Join Linux Journal's Mike Diehl and Pat Cameron of Help Systems.
Free to Linux Journal readers.View Now!
|The Firebird Project's Firebird Relational Database||Jul 29, 2016|
|Stunnel Security for Oracle||Jul 28, 2016|
|SUSE LLC's SUSE Manager||Jul 21, 2016|
|My +1 Sword of Productivity||Jul 20, 2016|
|Non-Linux FOSS: Caffeine!||Jul 19, 2016|
|Murat Yener and Onur Dundar's Expert Android Studio (Wrox)||Jul 18, 2016|
- The Firebird Project's Firebird Relational Database
- Stunnel Security for Oracle
- My +1 Sword of Productivity
- Non-Linux FOSS: Caffeine!
- SUSE LLC's SUSE Manager
- Managing Linux Using Puppet
- Murat Yener and Onur Dundar's Expert Android Studio (Wrox)
- Parsing an RSS News Feed with a Bash Script
- Google's SwiftShader Released
- Doing for User Space What We Did for Kernel Space
With all the industry talk about the benefits of Linux on Power and all the performance advantages offered by its open architecture, you may be considering a move in that direction. If you are thinking about analytics, big data and cloud computing, you would be right to evaluate Power. The idea of using commodity x86 hardware and replacing it every three years is an outdated cost model. It doesn’t consider the total cost of ownership, and it doesn’t consider the advantage of real processing power, high-availability and multithreading like a demon.
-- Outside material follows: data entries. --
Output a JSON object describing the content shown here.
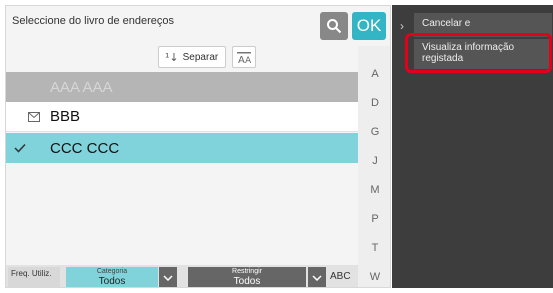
{
  "header": {
    "title": "Seleccione do livro de endereços",
    "ok_label": "OK"
  },
  "toolbar": {
    "sort_label": "Separar",
    "sort_icon": "sort-numeric-icon",
    "font_toggle_icon": "font-size-icon"
  },
  "list": {
    "rows": [
      {
        "label": "AAA AAA",
        "state": "disabled",
        "icon": ""
      },
      {
        "label": "BBB",
        "state": "normal",
        "icon": "mail-icon"
      },
      {
        "label": "CCC CCC",
        "state": "selected",
        "icon": "check-icon"
      }
    ]
  },
  "index": [
    "A",
    "D",
    "G",
    "J",
    "M",
    "P",
    "T",
    "W"
  ],
  "bottom": {
    "freq_label": "Freq. Utiliz.",
    "category_caption": "Categoria",
    "category_value": "Todos",
    "restrict_caption": "Restringir",
    "restrict_value": "Todos",
    "abc_label": "ABC"
  },
  "menu": {
    "cancel_label": "Cancelar e",
    "view_label": "Visualiza informação registada"
  },
  "colors": {
    "accent": "#33b5c5",
    "selected_row": "#80d3db",
    "highlight": "#e2001a",
    "menu_bg": "#3d3d3d"
  }
}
This ebook takes a look at some of the practical applications of the Linux on Power platform and ways you might bring all the performance power of this open architecture to bear for your organization. There are no smoke and mirrors here—just hard, cold, empirical evidence provided by independent sources. I also consider some innovative ways Linux on Power will be used in the future.Get the Guide